There is also an interactive graphic at iWatch News which I can't reproduce here. You can read about subsidized overfishing and the like in the New York Times. I should point out that Trachurus murphyi has almost certainly reached commercial extinction, as opposed to existential extincton, yet governments and regulatory bodies are still arguing about quotas.
The South Pacific Regional Fisheries Management Organization (S.P.R.F.M.O) was formed in 2006, at the initiative of Australia and New Zealand along with Chile. Its purpose was to protect fish, particularly jack mackerel. But it took almost four years for 14 countries to adopt 45 interim articles aimed at doing that. Only six countries have ratified the agreement...

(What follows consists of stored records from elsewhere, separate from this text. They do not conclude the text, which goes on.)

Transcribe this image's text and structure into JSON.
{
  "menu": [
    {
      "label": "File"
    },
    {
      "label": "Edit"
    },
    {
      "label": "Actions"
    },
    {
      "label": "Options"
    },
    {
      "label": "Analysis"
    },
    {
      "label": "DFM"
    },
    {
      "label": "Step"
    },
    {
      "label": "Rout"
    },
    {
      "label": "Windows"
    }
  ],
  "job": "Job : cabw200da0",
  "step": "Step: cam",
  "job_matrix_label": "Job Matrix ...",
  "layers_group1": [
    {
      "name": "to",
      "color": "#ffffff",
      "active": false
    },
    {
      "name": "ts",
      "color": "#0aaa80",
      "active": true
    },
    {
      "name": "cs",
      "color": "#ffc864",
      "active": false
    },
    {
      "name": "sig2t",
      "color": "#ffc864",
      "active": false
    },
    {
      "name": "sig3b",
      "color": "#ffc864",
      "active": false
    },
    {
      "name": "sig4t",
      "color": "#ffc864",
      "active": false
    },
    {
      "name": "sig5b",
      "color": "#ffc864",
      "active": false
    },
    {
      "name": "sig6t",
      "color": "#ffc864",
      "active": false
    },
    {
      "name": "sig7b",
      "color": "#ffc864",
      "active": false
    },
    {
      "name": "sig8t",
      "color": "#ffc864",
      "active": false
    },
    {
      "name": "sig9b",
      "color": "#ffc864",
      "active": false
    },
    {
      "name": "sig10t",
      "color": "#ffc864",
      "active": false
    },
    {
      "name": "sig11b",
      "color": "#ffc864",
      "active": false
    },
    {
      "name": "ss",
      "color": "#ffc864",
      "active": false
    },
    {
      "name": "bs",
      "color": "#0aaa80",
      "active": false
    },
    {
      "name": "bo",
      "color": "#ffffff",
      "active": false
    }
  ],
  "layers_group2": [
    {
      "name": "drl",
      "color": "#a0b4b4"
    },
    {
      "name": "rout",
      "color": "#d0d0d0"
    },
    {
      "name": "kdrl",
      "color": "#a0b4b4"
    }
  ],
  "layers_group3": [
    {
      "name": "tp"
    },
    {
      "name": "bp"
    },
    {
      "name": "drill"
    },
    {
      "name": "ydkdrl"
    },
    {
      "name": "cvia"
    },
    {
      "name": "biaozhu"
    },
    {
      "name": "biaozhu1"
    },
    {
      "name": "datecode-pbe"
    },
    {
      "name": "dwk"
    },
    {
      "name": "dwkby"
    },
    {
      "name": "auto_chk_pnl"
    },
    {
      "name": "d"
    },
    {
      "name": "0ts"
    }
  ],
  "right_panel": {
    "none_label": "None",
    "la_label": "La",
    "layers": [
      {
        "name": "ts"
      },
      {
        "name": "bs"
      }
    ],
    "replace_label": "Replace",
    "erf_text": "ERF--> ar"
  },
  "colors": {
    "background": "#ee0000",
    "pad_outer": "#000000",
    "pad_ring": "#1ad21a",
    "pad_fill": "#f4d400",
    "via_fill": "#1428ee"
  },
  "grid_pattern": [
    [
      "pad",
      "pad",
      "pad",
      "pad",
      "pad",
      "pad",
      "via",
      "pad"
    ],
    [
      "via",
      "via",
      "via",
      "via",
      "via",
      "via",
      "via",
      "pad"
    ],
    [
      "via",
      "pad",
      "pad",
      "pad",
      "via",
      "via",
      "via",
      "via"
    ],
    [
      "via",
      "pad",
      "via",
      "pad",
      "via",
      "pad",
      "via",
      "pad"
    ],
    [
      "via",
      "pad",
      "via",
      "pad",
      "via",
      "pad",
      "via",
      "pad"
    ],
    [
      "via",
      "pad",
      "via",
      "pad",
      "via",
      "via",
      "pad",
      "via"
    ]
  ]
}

In 1995 alone, Chileans fished more than four million tons. That is eight times the amount S.P.R.F.M.O. scientists said could be landed in a sustainable way in 2012. From 2000 to 2010, Chile landed 72 percent of all jack mackerel in the southern Pacific...
Eduardo Tarifeño, a marine biologist at the University of Concepción, said that Chile now had only sardines in relative abundance.
“We have no more jack mackerel or hake or anchoveta,” he said. “Fisheries that produced a million or more tons a year have simply run out from overfishing by big companies.”
He added: “If we don’t save jack mackerel today, we won’t be able to do it later. We need a total ban for at least five years.”
At the fisheries secretariat in Valparaiso, Italo Campodonico said: “As a marine biologist, I have to agree. We should have a five-year ban. But as a civil servant, I must be realistic. For economic and social reasons, it won’t happen. Outsiders can go fish in other waters. We can’t.”
Roberto Cesari, the European Union’s chief envoy to the S.P.R.F.M.O., which meets next week, said he expected ratification of its conditions only in 2013 — seven years into precipitous decline for jack mackerel. The S.P.R.F.M.O. cut voluntary quotas 40 percent for 2011, but China, among others, opted out. Beijing later agreed to reduce by 30 percent.
Mr. Cesari said the European Union tries to exert pressure, but its clout is limited. China and Russia, he noted, “are giants.”
Bill Mansfield, a New Zealand international lawyer who has chaired the S.P.R.F.M.O. since 2006, said that voluntary restraints had not protected fish stocks and that it was time to put the convention into force. The Santiago meeting must limit the 2012 catch to 390,000 metric tons or less, he said.
I last talked about overfishing of the oceans in my post Nothing Changes On New Year's Day. My point then and my point now is that the wanton destruction just goes on and on. This paragraph from the Times captures the problem perfectly.
“The slaughter was tremendous, unbelievable,” said Juan Vilches, who scouts fish for a large company. “No one had any idea of limits,” he added. “Hundreds of tons were thrown overboard if nets came up too full for the hold. Boats came in so loaded that fish were squashed, their blood so hot it actually boiled.”
No one had any idea of limits. There it is. We could use this sentence as Humanity's Epitaph once the 21st century is over.
Bonus Video — Jack Mackerel schooling. Videos like this will be like pornography to those living in 2050.